The lack of that "spark" is also why our next two watches were eliminated. Both the Omega Seamaster Aqua Terra 150 and the Maurice Lacroix Aikon lacked that feeling that should ultimately make you buy a watch. Honestly, we found the Omega to be a bit too elegant and (we're sorry to say) rather boring on the wrist.

Die Maurice Lacroix Aikon Automatic AI6008 SS00F
Maurice Lacroix Aikon Automatic AI6008 SS00F

The Aikon, on the other hand, already had a difficult position from the start. Its visual similarity to the Audemars Piguet Royal Oak gives the Aikon, which is really good in itself, the unpleasant touch of an homage or copy. And as sorry as we are about that, we couldn't completely free ourselves from that thought and let the Aikon go due to its visual resemblance.

And then there were only three…

Our three finalists are interestingly all diving watches: the Omega Seamaster 300 M (ref. 2561.80.00), the Breitling Colt Automatic (ref. A17388101B1A1), and the Tudor Heritage Black Bay (ref. 79230N) – and all of them convinced us in their own way. That's why it was all the more difficult to decide which watch should prevail over the other two. Surprisingly enough, we have to part ways with the Tudor at this point. The truly excellent Tudor was eliminated in this case, however, because it's "only" available for under €3,000 with a nylon and a leather strap and not on a metal bracelet. Since this would exceed the price range by no less than €80, this Tudor unfortunately has to be eliminated. However, if you are willing to pay this extra price, then we highly recommend the Tudor Heritage Black Bay.

Die Breitling Colt Automatic A17388101B1A1

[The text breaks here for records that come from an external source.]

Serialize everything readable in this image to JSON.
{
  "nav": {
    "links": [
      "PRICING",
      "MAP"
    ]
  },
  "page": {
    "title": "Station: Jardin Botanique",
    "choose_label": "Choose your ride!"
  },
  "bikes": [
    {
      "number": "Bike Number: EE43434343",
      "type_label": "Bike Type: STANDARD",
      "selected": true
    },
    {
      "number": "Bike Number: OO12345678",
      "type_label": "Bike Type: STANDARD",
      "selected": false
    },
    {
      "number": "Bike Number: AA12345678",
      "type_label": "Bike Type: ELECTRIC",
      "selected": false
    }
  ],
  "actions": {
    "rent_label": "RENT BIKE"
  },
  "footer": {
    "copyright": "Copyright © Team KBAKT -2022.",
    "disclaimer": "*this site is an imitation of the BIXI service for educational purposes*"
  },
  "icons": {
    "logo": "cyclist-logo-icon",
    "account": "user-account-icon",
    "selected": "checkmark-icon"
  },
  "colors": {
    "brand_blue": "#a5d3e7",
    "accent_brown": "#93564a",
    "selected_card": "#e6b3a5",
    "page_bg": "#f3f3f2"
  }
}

That leaves two watches in the competition for the title of best luxury watch for a maximum price of €3,000!

And the winner is…

Both watches, the Breitling and the Omega are convincing in their own way. Despite their different sizes, both surprised us with their enormously comfortable wear, subtle prestige, and superb build quality.

The Breitling comes with a 44 mm brushed stainless steel case and bracelet, black dial with date window at 3 o'clock, and is powered by a chronometer-certified automatic movement.

Equally beguiling, the Omega is impressive with its 36 mm, blue aluminum bezel, polished as well as brushed stainless steel bracelet and case, accurate quartz movement, and patina that has developed over the years.

It might be possible to make up your mind about which of the two watches you would prefer, but due to the fact that we, just like you, are looking for THE best watch for €3,000. But, obviously, we don't want to let you go without a winner. What do you think? Which watch will win the race?

The Omega – plain and simple. Thanks to its differently polished case and general appearance, it looks just as sporty, yet simultaneously more elegant than the Breitling. While Bond (since Brosnan's portrayal of the role) regularly demonstrates how versatile the Omega Seamaster is and how well it can be worn with a suit, we find it very difficult to imagine the Breitling with evening wear as a result of its brushed steel.

In this respect, the Omega Seamaster wins this contest! It was a close call, but still: the Omega not only meets all our criteria, but, with a bit of luck, can also be found for sale one size larger (i.e. with a 41 mm case diameter) for under €3,000.

Which watch would you have chosen? Do you think we missed one? Write to us and let us know!